##### SUPPLIED ENTRIES

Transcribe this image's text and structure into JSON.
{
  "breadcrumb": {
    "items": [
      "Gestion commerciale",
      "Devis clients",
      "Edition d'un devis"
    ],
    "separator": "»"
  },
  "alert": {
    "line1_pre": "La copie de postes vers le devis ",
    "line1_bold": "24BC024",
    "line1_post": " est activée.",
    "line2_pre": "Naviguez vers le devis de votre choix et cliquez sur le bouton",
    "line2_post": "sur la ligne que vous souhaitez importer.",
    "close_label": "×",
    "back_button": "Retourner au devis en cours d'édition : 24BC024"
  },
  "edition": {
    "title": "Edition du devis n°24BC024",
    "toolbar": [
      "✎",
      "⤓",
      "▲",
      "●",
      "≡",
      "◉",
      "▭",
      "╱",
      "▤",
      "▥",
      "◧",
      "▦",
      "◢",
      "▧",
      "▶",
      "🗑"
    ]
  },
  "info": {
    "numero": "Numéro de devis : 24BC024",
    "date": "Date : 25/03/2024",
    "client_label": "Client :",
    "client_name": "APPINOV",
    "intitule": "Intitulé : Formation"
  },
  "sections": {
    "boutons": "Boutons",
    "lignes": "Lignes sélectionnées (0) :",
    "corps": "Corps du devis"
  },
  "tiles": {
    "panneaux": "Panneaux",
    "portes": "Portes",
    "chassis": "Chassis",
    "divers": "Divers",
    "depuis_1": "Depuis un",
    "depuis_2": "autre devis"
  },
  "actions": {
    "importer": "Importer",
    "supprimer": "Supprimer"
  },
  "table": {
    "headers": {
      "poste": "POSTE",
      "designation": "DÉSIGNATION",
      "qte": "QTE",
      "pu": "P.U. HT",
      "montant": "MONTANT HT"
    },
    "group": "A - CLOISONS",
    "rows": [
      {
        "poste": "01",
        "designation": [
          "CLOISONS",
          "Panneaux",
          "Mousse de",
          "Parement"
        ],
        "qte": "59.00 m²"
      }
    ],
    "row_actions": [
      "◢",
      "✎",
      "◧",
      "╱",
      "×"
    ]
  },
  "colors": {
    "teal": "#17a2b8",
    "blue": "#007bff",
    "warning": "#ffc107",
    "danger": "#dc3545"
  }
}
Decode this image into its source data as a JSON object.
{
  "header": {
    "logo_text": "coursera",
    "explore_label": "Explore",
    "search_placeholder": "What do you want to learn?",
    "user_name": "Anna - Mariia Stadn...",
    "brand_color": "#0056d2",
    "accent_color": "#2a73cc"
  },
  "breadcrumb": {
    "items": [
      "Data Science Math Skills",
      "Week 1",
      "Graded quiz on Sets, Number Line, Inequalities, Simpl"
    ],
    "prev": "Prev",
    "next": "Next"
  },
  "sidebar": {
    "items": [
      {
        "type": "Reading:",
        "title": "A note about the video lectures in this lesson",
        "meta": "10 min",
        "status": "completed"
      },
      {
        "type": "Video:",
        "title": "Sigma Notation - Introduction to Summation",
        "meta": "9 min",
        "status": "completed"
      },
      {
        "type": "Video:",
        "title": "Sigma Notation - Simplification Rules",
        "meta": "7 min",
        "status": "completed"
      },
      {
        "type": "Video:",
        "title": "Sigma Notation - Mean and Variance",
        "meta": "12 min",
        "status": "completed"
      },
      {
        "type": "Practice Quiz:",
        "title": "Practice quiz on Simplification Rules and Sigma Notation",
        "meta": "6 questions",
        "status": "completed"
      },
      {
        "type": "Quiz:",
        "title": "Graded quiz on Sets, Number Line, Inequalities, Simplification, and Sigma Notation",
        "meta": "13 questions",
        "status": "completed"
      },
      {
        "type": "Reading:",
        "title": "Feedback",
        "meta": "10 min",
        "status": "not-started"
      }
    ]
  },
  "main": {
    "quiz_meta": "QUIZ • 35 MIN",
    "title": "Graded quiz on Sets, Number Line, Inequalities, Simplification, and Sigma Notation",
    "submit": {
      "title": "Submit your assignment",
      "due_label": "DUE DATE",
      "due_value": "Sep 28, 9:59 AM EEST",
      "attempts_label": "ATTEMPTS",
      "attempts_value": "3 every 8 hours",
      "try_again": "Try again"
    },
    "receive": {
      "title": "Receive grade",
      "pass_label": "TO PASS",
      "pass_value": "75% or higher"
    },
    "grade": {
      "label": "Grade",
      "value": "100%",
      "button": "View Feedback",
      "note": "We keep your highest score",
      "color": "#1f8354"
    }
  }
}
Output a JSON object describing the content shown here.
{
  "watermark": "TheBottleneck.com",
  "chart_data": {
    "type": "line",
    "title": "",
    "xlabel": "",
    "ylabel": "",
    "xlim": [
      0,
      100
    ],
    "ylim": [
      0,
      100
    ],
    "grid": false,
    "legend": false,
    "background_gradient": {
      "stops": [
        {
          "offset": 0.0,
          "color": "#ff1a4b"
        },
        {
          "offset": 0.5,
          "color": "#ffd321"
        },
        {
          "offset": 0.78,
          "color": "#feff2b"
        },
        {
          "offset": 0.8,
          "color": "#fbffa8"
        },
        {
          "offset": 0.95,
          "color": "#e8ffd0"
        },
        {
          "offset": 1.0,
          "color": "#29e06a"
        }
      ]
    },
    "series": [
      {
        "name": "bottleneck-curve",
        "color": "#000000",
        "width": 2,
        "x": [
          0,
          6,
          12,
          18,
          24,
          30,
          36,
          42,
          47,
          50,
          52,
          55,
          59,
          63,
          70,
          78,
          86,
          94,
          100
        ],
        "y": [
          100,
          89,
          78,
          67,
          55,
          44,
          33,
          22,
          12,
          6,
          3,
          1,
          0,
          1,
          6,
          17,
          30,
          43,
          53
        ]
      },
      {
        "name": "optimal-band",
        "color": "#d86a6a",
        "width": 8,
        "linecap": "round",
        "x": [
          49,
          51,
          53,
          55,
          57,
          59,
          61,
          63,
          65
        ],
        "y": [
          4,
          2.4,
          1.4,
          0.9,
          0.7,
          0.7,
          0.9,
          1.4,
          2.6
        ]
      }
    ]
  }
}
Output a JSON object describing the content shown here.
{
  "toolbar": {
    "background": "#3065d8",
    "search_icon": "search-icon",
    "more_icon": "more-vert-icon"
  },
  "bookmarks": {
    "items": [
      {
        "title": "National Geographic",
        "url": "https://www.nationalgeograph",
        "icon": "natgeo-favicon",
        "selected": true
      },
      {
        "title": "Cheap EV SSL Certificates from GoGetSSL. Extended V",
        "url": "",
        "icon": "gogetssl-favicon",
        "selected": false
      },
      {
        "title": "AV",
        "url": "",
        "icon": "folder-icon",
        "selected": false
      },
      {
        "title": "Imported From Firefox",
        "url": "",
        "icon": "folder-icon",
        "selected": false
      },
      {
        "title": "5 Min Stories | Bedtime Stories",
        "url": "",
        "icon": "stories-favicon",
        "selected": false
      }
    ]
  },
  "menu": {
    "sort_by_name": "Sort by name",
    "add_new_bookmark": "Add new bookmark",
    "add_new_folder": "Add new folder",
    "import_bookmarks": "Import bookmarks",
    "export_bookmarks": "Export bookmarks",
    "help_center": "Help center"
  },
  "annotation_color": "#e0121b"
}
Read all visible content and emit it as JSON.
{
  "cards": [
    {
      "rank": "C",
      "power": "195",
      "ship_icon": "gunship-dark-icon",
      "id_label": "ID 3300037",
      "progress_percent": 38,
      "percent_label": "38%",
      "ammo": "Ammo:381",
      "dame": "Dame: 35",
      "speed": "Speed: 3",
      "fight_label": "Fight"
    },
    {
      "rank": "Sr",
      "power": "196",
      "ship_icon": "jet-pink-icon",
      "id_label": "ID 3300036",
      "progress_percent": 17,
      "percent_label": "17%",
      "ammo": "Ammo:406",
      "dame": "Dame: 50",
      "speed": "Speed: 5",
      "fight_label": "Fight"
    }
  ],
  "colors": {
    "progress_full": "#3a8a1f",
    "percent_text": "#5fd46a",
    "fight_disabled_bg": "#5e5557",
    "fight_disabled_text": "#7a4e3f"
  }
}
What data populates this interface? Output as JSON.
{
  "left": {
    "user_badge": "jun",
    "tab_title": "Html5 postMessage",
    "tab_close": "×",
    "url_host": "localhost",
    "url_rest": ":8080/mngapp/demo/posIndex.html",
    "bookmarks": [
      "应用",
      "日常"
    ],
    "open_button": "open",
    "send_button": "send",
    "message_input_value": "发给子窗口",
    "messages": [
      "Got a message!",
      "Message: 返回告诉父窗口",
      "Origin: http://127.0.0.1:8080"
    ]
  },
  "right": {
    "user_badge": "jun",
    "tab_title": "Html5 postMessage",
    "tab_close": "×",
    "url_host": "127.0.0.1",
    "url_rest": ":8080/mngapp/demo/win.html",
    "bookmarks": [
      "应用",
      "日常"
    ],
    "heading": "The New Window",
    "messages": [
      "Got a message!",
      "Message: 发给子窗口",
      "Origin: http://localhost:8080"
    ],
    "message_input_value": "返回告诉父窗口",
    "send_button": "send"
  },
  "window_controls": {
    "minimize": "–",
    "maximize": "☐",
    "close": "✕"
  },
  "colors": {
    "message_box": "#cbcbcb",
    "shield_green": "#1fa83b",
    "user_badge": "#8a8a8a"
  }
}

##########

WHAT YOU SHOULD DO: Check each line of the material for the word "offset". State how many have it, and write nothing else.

SOLUTION TO THIS PROBLEM: 6